Thursday, August 14, 2008

A levels: Easier exams and harder-working students

A year ago I wrote about the "annual festival of concern about exam results":

One side says they are examinations are getting easier: the other says that students are working harder than ever before.

I have come to the conclusion that both sides are right.

At the time I wrote this I felt rather daring, but I did say:
My impression is that, while for years liberals and the left have hotly denied that exams have been getting easier, it will soon be widely accepted that they are. (It is remarkably how quickly the unthinkable can become the new conventional wisdom.)
It seems I was right. This morning's Guardian has a question and answer piece on the A level results by Polly Curtis which takes just this line. It begins:

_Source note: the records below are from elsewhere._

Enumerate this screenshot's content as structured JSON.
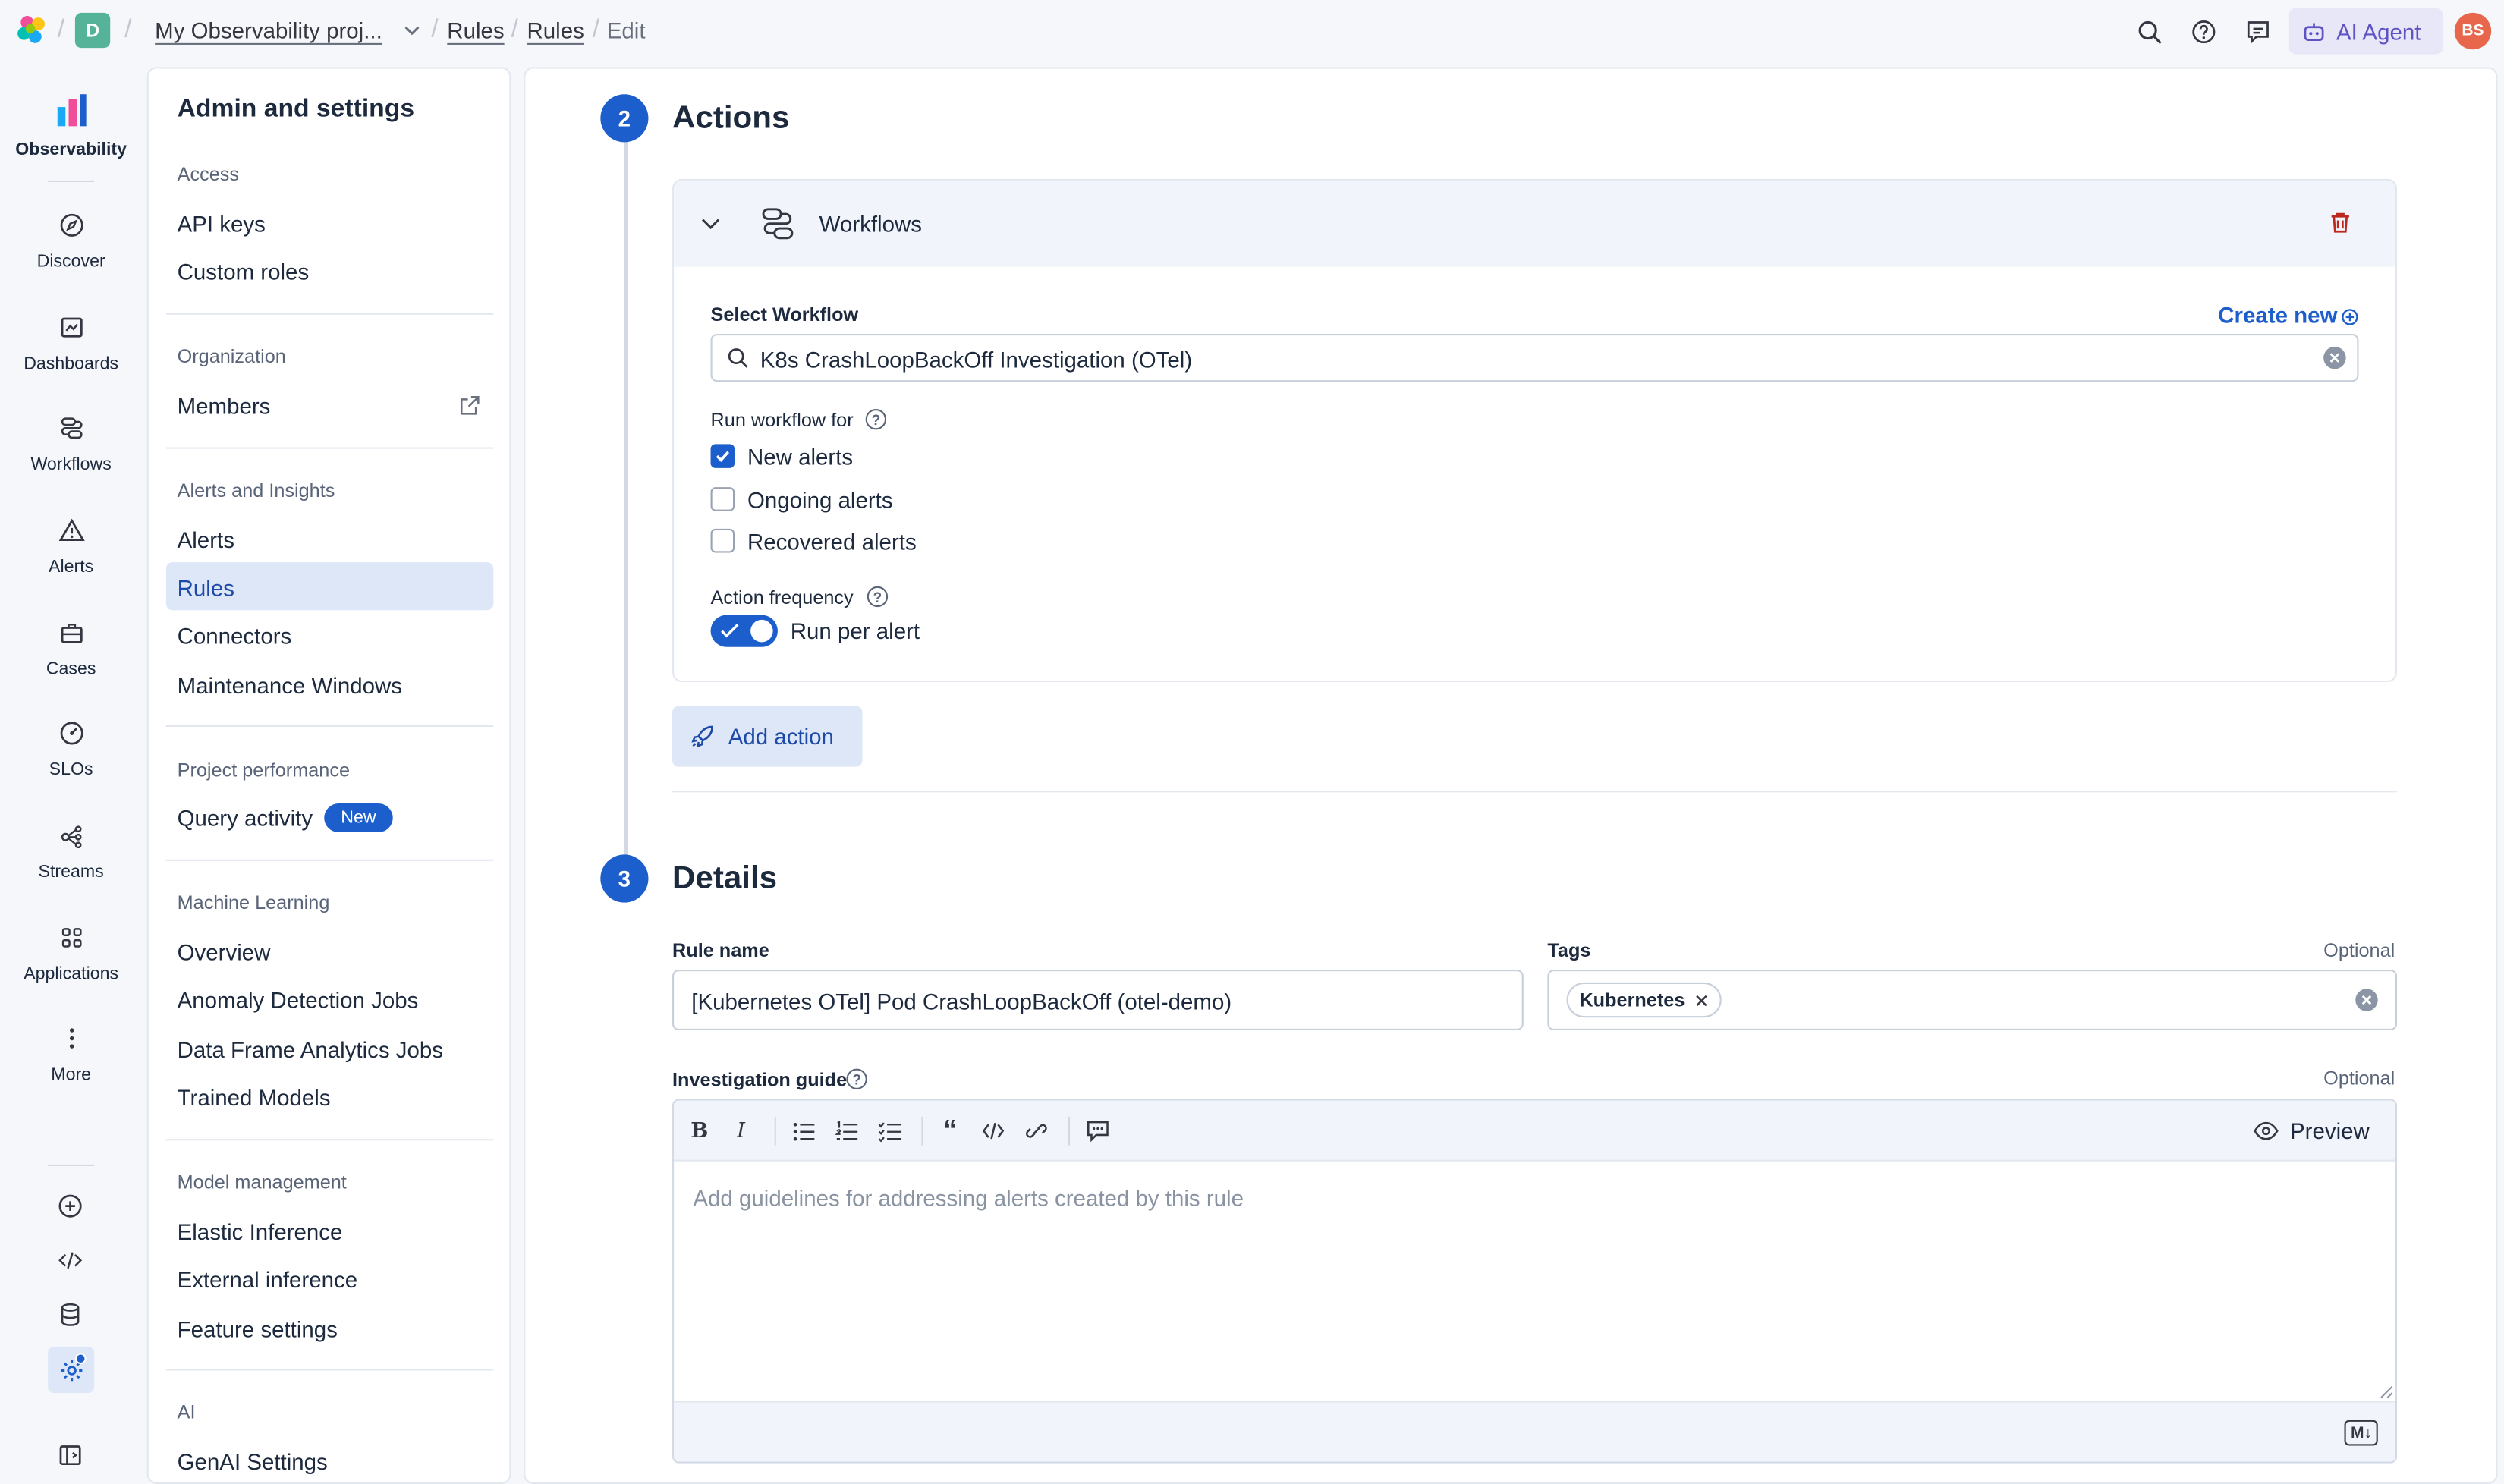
{
  "topbar": {
    "space_initial": "D",
    "project": "My Observability proj...",
    "breadcrumbs": [
      "Rules",
      "Rules",
      "Edit"
    ],
    "ai_agent_label": "AI Agent",
    "user_initials": "BS",
    "icons": [
      "search-icon",
      "help-icon",
      "feedback-icon",
      "ai-agent-icon"
    ]
  },
  "nav": {
    "items": [
      {
        "label": "Observability",
        "icon": "observability-logo-icon"
      },
      {
        "label": "Discover",
        "icon": "compass-icon"
      },
      {
        "label": "Dashboards",
        "icon": "dashboard-icon"
      },
      {
        "label": "Workflows",
        "icon": "workflows-icon"
      },
      {
        "label": "Alerts",
        "icon": "warning-icon"
      },
      {
        "label": "Cases",
        "icon": "briefcase-icon"
      },
      {
        "label": "SLOs",
        "icon": "gauge-icon"
      },
      {
        "label": "Streams",
        "icon": "streams-icon"
      },
      {
        "label": "Applications",
        "icon": "grid-icon"
      },
      {
        "label": "More",
        "icon": "dots-vertical-icon"
      }
    ]
  },
  "sidepanel": {
    "title": "Admin and settings",
    "sections": [
      {
        "label": "Access",
        "links": [
          "API keys",
          "Custom roles"
        ]
      },
      {
        "label": "Organization",
        "links": [
          "Members"
        ]
      },
      {
        "label": "Alerts and Insights",
        "links": [
          "Alerts",
          "Rules",
          "Connectors",
          "Maintenance Windows"
        ]
      },
      {
        "label": "Project performance",
        "links": [
          "Query activity"
        ],
        "badge": "New"
      },
      {
        "label": "Machine Learning",
        "links": [
          "Overview",
          "Anomaly Detection Jobs",
          "Data Frame Analytics Jobs",
          "Trained Models"
        ]
      },
      {
        "label": "Model management",
        "links": [
          "Elastic Inference",
          "External inference",
          "Feature settings"
        ]
      },
      {
        "label": "AI",
        "links": [
          "GenAI Settings"
        ]
      }
    ],
    "active": "Rules"
  },
  "actions": {
    "step": "2",
    "title": "Actions",
    "connector": "Workflows",
    "select_label": "Select Workflow",
    "create_new": "Create new",
    "selected_workflow": "K8s CrashLoopBackOff Investigation (OTel)",
    "run_for_label": "Run workflow for",
    "checkboxes": [
      {
        "label": "New alerts",
        "checked": true
      },
      {
        "label": "Ongoing alerts",
        "checked": false
      },
      {
        "label": "Recovered alerts",
        "checked": false
      }
    ],
    "frequency_label": "Action frequency",
    "frequency_toggle": "Run per alert",
    "toggle_on": true,
    "add_action": "Add action"
  },
  "details": {
    "step": "3",
    "title": "Details",
    "rule_name_label": "Rule name",
    "rule_name": "[Kubernetes OTel] Pod CrashLoopBackOff (otel-demo)",
    "tags_label": "Tags",
    "tags_optional": "Optional",
    "tags": [
      "Kubernetes"
    ],
    "guide_label": "Investigation guide",
    "guide_optional": "Optional",
    "guide_placeholder": "Add guidelines for addressing alerts created by this rule",
    "preview": "Preview",
    "markdown_badge": "M↓"
  },
  "colors": {
    "primary": "#1c5ecc",
    "accent_ai": "#5f53c4",
    "danger": "#bd271e",
    "active_bg": "#dde7f7"
  }
}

Have A-levels got easier?

Research by Durham University suggests that most subjects have got two grades easier over the past two decades - this means an A is the new C grade. The same research revealed marked differences between subjects.

You would not have found that in the Guardian even a year ago.

The article also quotes Alan Smithers, professor of education at the University of Buckingham. He says:
"From the point of view of pupils the exams are harder because they are more competitive. It's not enough to get a pass or a C. You need an A or three As to get into the top university."
Francis Gilbert's piece on his experience of teaching English is also worth reading:

In my quest for good exam grades I encourage pupils to slap down the material that will enable them to meet the assessment objective rather than painstakingly help them craft essays – like I used to.

Since teachers are now judged solely on results by their students, parents and line managers, and their pay is dependent upon this, they would be foolish to teach like they used to.

The net result is that exam grades have risen, but standards have declined.


Anonymous said...

Yes that's all very well, but where's the photo of comely young ladies getting their results?

Jonathan Calder said...

Follow the link to last year's post!